I can't say Pride and Prejudice by Jane Austen is my most favorite book ever, but I definitely have a soft spot for it, and of course I love the BBC series version with Colin Firth.  So much so, that I bought it on VHS tape years and years ago.  And, Colin Firth remains the only Darcy in my heart.  
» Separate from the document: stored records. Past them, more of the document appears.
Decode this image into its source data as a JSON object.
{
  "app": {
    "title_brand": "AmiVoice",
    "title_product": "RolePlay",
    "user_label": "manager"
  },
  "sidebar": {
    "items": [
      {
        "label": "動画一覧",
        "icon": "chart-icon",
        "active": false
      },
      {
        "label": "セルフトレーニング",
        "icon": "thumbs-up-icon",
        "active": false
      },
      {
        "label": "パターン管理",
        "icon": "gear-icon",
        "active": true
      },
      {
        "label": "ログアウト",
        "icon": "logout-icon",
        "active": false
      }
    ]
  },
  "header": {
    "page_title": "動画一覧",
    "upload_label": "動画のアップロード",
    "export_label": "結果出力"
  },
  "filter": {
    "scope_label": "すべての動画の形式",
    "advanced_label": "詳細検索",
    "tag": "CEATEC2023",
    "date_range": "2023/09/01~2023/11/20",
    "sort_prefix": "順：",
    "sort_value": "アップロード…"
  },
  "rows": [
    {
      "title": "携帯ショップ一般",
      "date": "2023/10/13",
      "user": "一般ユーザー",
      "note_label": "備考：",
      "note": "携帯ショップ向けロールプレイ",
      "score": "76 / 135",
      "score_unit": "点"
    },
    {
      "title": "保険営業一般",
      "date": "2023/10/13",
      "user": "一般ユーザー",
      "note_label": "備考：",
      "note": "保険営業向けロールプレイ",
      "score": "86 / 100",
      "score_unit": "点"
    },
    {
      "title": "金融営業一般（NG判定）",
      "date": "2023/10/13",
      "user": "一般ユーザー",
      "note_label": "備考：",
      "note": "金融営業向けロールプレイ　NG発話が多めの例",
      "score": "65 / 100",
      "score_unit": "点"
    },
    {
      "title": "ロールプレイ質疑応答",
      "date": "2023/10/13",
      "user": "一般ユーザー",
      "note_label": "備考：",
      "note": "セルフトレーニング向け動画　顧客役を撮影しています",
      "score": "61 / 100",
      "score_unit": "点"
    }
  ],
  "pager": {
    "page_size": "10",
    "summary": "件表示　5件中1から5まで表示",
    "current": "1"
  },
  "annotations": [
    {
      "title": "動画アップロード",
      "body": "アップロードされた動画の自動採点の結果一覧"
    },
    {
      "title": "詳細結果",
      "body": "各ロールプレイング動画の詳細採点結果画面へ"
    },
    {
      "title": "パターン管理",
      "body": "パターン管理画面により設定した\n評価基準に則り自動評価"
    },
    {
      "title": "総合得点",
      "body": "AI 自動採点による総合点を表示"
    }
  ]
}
I thought this would be a fun read-a modern version of P&P with the roles reversed:  Darcy is a 29 year old super smart woman who has risen to partnership in her hedge fund financial corporation in New York City.  From the town of Pemberly, OH, she's avoided going home for eight years after a falling out with her father over her refusal to marry Carl, who looked good on paper, but whom Darcy just didn't love.  Instead, she left for New York City and became a very rich woman working on Wall Street.  Her life is fairly empty except for work; she can buy anything she wants, but just isn't very happy.  A family health crisis sends her flying home just before Christmas.  She's uncomfortable in her family's very plush home (Dad is a very successful businessman) and running into old family friends-namely, the Bennets, a family of men who Darcy's known all her life.  There's Jim, who makes an immediate connection with Darcy's actor friend Bingley, and there's Luke.  He's annoyed Darcy all through high school, and their drunken make out session under the mistletoe at her family's Christmas party is a shock to Darcy.  A shock, you say?  Yes, because she realizes she's got feelings for Luke.  

There are all sorts of complications, and the path to true love for Darcy and Luke isn't smooth.  I got tired of trying to compare P&P to this story, and I wish De La Cruz hadn't even tried to make this a modern version.  It would have been a perfectly good story without trying to force it into the P&P mold.  It strayed enough away that I just got annoyed, and the flimsy pivot in the plot (two Bennet boys are juvenile delinquents, and Darcy basically pays off the high school principal to let them stay in school) was lame-o.  This novel would have been heaps better if it was just about two people who discover they don't dislike each other, but actually quite like each other-without all the extra junk that mucked up the story.  I also found the nonchalant way Darcy talked about money a bit off-putting.  It was a Hallmark movie gone wrong, I'm afraid. 

Oh well.  It's a quick read, and enjoyable enough, just disappointing for me. 

Rating:  2/6 for a plot that tries to force itself into a clever, modern twist of Pride and Prejudice, but fell short for me.  I didn't much like Darcy, either.  

Available in hardcover, and ebook.